Showgrounds - the bookproject
The book consists of photographs from the Agricultural and Commercial Showgrounds in central Lusaka, Zambia. The former British colony established the fair in this location in 1951, as a blueprint of the European Expos which were extremely popular in the early 20th century. The show was a spectacular demonstration of technology and construction work, in an imperialistic spirit that most Zambians felt excluded by.
After independence in 1964, the Zambian people continued the practice of arranging an annual show on the premises. Rather than to bring the colonial custom to a close, the Showgrounds was adapted as their own. The idea of commercial progress and economic growth overshadowed the political significance of maintaining the tradition.
The Showgrounds still get filled with people, animals, machinery, steam, smoke and music for one weekend every year. During the remaining days, the architecture makes the exposition; a silent account of its eclectic reality.
I was based in Lusaka, Zambia in 2006 as part of the Oslo Lusaka Fine Art Fellowship. The social and political implications of living in Africa, in a British ex-colony, led me on an intricate route of research. The texts that accompany the photographs are fragments of historical and contemporary writings deriving from this. They involve trying to come to terms with the role of the artist in the age of globalization, and more generally, how the colonial legacy has shaped our notion of the non-Western.

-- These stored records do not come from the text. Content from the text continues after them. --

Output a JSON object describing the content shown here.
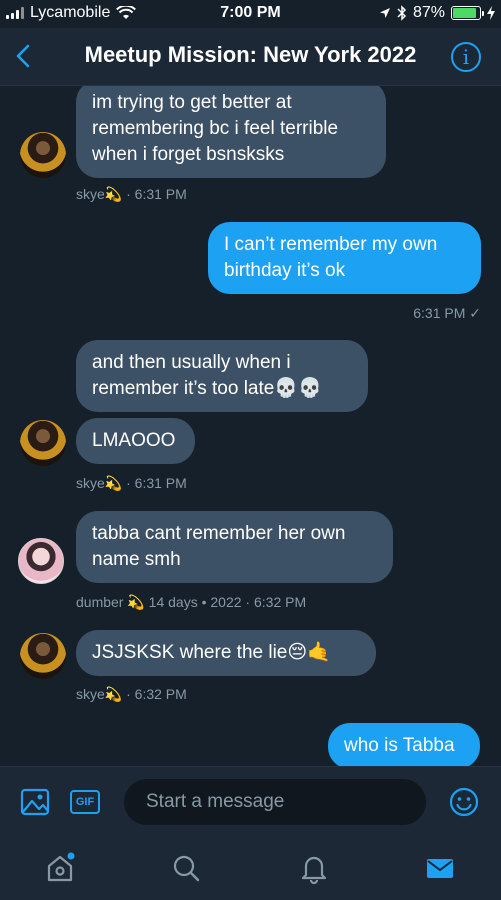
{
  "status_bar": {
    "carrier": "Lycamobile",
    "time": "7:00 PM",
    "battery": "87%",
    "battery_level": 0.87
  },
  "header": {
    "title": "Meetup Mission: New York 2022",
    "back_icon": "chevron-left-icon",
    "info_icon": "info-icon",
    "info_glyph": "i"
  },
  "messages": [
    {
      "id": "m1",
      "text": "im trying to get better at remembering bc i feel terrible when i forget bsnsksks"
    },
    {
      "id": "m1_meta",
      "text": "skye💫 · 6:31 PM"
    },
    {
      "id": "m2",
      "text": "I can’t remember my own birthday it’s ok"
    },
    {
      "id": "m2_meta",
      "text": "6:31 PM ✓"
    },
    {
      "id": "m3",
      "text": "and then usually when i remember it’s too late💀💀"
    },
    {
      "id": "m4",
      "text": "LMAOOO"
    },
    {
      "id": "m4_meta",
      "text": "skye💫 · 6:31 PM"
    },
    {
      "id": "m5",
      "text": "tabba cant remember her own name smh"
    },
    {
      "id": "m5_meta",
      "text": "dumber 💫 14 days • 2022 · 6:32 PM"
    },
    {
      "id": "m6",
      "text": "JSJSKSK where the lie😔🤙"
    },
    {
      "id": "m6_meta",
      "text": "skye💫 · 6:32 PM"
    },
    {
      "id": "m7",
      "text": "who is Tabba"
    }
  ],
  "composer": {
    "placeholder": "Start a message",
    "gif_label": "GIF",
    "image_icon": "image-icon",
    "emoji_icon": "emoji-icon"
  },
  "tabbar": {
    "items": [
      "home-icon",
      "search-icon",
      "notifications-icon",
      "messages-icon"
    ]
  },
  "colors": {
    "background": "#15202b",
    "incoming_bubble": "#3d5166",
    "outgoing_bubble": "#1da1f2",
    "accent": "#1da1f2",
    "meta_text": "#8899a6"
  }
}
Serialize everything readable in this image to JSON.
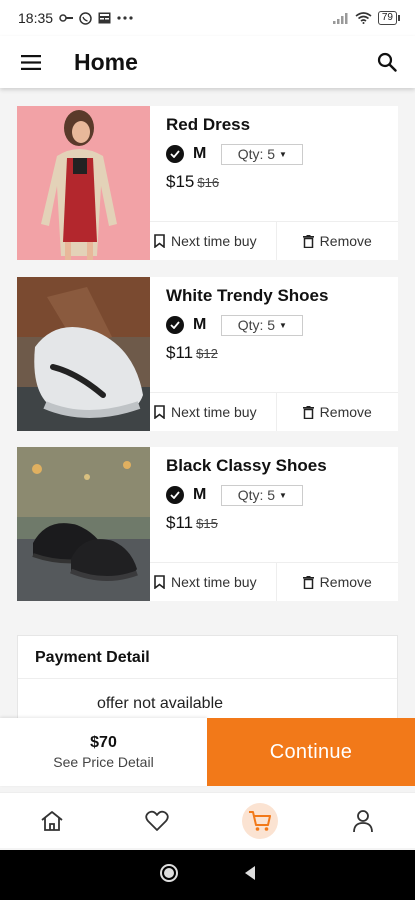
{
  "status_bar": {
    "time": "18:35",
    "battery": "79",
    "left_icons": [
      "signal-key-icon",
      "whatsapp-icon",
      "news-icon",
      "more-dots-icon"
    ],
    "right_icons": [
      "cell-signal-icon",
      "wifi-icon",
      "battery-icon"
    ]
  },
  "appbar": {
    "title": "Home",
    "menu_icon": "hamburger-menu-icon",
    "search_icon": "search-icon"
  },
  "cart_items": [
    {
      "name": "Red Dress",
      "size": "M",
      "qty_label": "Qty: 5",
      "price": "$15",
      "old_price": "$16",
      "save_label": "Next time buy",
      "remove_label": "Remove",
      "image": "woman in red dress and beige coat"
    },
    {
      "name": "White Trendy Shoes",
      "size": "M",
      "qty_label": "Qty: 5",
      "price": "$11",
      "old_price": "$12",
      "save_label": "Next time buy",
      "remove_label": "Remove",
      "image": "white sneaker on foot"
    },
    {
      "name": "Black Classy Shoes",
      "size": "M",
      "qty_label": "Qty: 5",
      "price": "$11",
      "old_price": "$15",
      "save_label": "Next time buy",
      "remove_label": "Remove",
      "image": "pair of black sneakers on road"
    }
  ],
  "payment": {
    "title": "Payment Detail",
    "offer_text": "offer not available"
  },
  "checkout": {
    "total": "$70",
    "see_detail": "See Price Detail",
    "continue_label": "Continue"
  },
  "bottom_nav": {
    "items": [
      "home-icon",
      "heart-icon",
      "cart-icon",
      "profile-icon"
    ],
    "active": "cart-icon"
  },
  "colors": {
    "accent": "#f27919",
    "accent_soft": "#fbe3d2",
    "background": "#f4f4f4"
  }
}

1st edition in 30 handmade copies
15 colour photographs and 26 excerpts
Launched at Sound of Mu, Oslo, 31st of August 2007